** THE DATA follows **
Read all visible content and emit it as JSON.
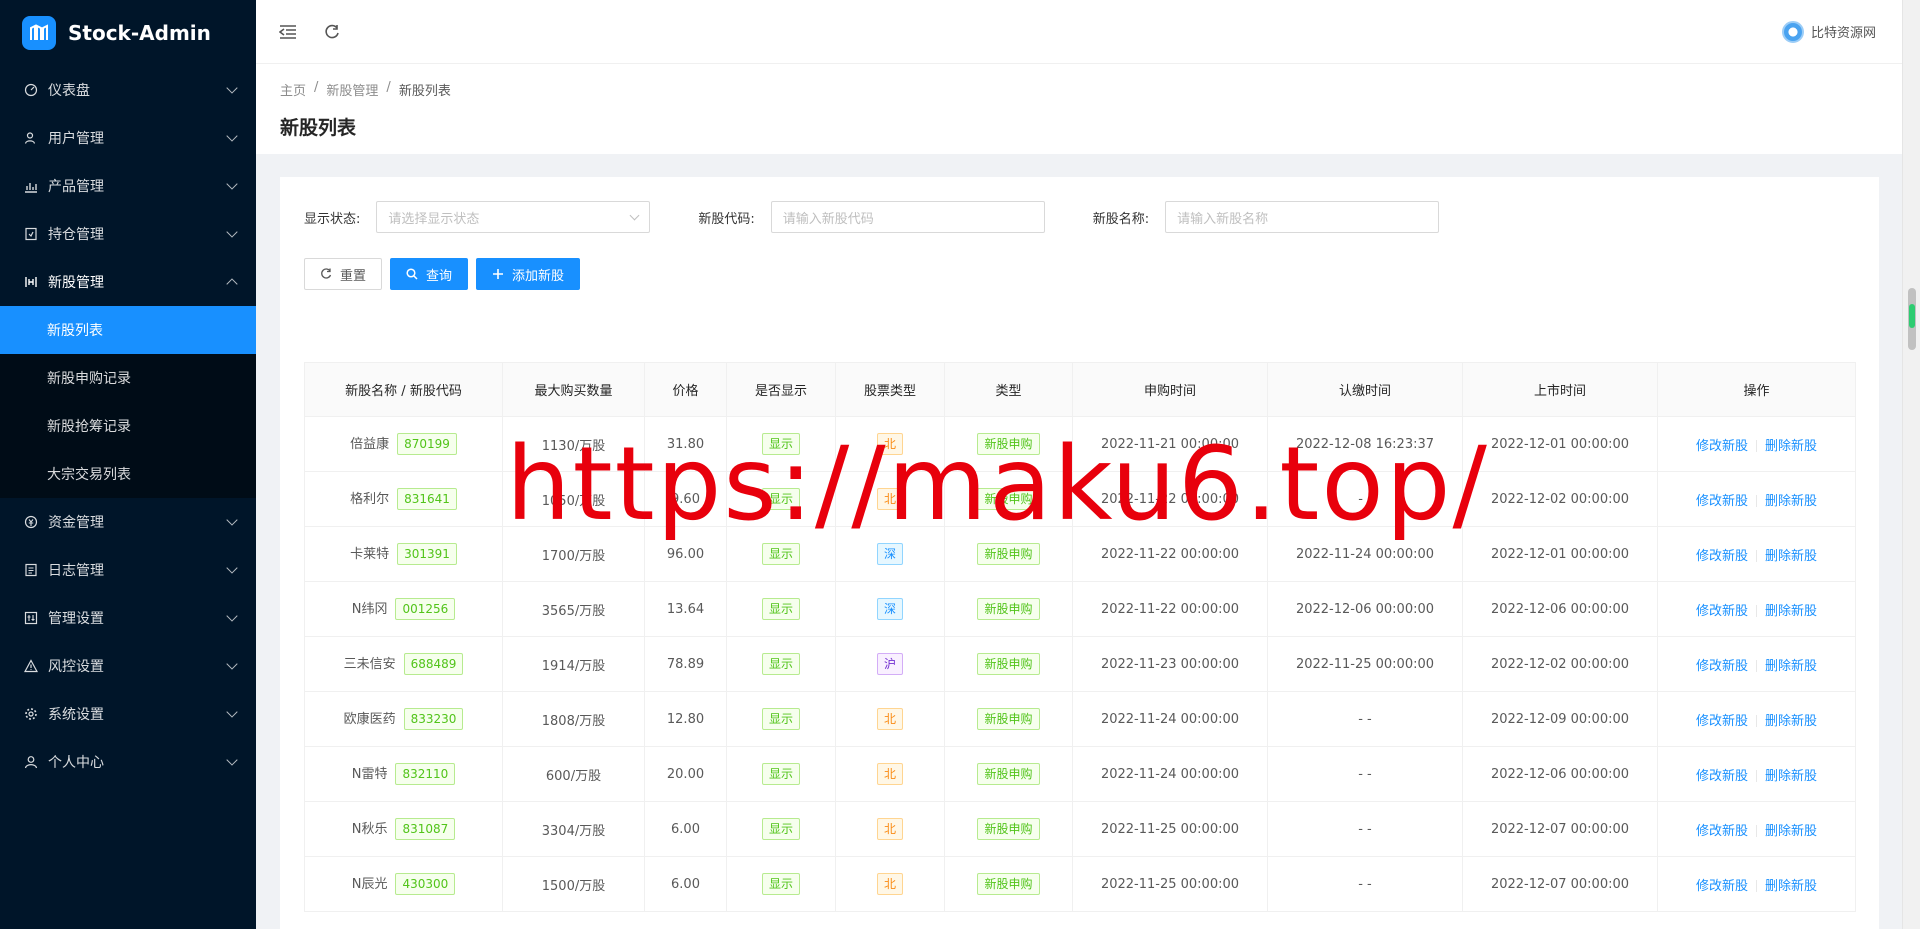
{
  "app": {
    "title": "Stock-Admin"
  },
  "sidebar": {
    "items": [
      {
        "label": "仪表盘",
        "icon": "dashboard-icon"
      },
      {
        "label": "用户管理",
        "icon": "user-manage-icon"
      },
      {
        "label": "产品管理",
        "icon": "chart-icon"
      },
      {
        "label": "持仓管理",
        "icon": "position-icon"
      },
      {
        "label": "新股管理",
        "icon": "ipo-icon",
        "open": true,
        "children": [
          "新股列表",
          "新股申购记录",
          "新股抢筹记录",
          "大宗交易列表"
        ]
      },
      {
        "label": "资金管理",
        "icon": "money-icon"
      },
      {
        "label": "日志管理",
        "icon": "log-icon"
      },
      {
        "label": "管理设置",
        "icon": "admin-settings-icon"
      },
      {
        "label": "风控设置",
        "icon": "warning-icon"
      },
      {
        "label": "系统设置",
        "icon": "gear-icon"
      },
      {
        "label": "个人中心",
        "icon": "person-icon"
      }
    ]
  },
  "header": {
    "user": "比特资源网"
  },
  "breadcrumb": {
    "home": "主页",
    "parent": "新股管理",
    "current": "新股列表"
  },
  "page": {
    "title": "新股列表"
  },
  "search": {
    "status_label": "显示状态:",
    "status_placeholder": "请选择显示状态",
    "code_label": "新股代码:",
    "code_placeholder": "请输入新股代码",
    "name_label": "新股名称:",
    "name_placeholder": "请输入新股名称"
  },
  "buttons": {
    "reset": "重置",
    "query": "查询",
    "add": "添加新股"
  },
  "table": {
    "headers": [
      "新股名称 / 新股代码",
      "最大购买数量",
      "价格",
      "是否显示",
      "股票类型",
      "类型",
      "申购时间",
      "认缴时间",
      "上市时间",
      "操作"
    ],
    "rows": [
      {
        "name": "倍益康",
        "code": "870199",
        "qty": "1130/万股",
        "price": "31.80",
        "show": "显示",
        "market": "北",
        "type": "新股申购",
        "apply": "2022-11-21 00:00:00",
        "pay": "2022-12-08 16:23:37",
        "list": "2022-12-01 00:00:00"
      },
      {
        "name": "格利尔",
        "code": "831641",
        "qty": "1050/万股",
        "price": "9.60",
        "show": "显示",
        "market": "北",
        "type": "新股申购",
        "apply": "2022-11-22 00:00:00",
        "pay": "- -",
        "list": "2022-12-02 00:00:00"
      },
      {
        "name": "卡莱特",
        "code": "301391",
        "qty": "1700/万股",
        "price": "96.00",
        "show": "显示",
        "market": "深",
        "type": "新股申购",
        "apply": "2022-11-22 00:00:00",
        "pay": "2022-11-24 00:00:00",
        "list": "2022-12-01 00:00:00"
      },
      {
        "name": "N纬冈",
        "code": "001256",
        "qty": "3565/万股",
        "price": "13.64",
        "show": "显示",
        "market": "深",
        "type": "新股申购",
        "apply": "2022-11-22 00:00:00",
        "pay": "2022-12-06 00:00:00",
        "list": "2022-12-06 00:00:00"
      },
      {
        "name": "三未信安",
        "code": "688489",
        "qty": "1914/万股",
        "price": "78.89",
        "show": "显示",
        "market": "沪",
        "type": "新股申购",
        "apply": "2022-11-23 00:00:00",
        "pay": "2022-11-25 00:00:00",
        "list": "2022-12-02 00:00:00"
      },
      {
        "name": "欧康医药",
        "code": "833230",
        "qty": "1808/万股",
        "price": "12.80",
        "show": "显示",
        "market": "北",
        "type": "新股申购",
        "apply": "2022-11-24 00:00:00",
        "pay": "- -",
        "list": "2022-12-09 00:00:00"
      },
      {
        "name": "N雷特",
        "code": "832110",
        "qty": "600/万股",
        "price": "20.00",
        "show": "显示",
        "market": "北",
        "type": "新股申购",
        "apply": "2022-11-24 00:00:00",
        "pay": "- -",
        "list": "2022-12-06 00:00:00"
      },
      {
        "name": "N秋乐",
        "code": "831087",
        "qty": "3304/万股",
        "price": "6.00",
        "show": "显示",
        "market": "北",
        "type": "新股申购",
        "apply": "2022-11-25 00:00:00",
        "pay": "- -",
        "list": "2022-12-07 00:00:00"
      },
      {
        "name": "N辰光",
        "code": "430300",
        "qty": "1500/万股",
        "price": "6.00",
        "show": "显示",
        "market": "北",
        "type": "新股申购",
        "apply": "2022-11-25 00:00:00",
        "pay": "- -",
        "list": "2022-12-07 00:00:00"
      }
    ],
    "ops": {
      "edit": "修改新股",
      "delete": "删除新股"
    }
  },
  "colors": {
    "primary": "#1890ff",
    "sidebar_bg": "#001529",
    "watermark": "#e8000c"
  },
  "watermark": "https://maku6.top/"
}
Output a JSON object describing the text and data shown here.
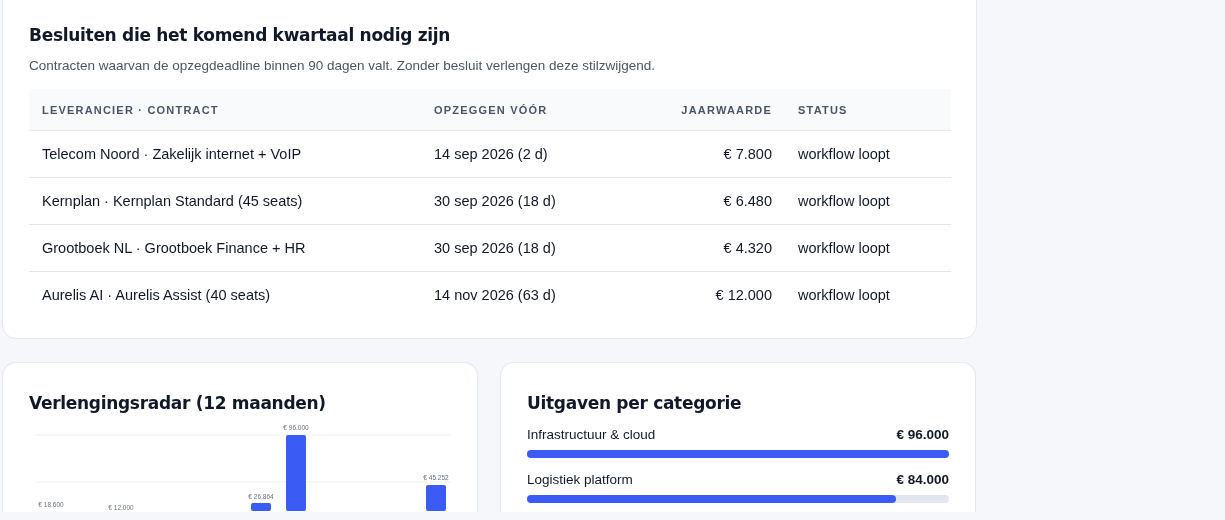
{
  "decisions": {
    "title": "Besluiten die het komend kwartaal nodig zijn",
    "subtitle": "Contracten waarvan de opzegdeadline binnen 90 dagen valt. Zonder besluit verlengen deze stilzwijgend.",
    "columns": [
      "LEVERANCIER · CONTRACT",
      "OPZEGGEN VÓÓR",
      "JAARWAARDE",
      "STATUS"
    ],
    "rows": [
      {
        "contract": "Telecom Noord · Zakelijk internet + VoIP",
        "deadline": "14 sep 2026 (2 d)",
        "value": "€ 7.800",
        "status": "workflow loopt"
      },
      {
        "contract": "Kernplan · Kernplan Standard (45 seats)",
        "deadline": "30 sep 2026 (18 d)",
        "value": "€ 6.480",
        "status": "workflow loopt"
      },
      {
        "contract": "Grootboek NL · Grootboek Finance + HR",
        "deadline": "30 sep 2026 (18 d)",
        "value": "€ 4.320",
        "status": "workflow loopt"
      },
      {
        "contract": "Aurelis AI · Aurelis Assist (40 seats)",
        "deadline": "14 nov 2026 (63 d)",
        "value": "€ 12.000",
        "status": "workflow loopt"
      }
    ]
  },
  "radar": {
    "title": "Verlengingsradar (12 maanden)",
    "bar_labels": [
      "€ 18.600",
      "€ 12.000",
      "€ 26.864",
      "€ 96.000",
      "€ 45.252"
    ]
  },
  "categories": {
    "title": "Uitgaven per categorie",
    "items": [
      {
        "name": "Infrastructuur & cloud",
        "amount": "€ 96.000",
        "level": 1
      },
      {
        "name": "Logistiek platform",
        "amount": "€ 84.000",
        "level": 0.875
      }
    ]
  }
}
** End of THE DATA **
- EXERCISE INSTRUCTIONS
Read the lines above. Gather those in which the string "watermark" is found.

- RESPONSE
    "watermark": "#e8000c"
  "watermark": "https://maku6.top/"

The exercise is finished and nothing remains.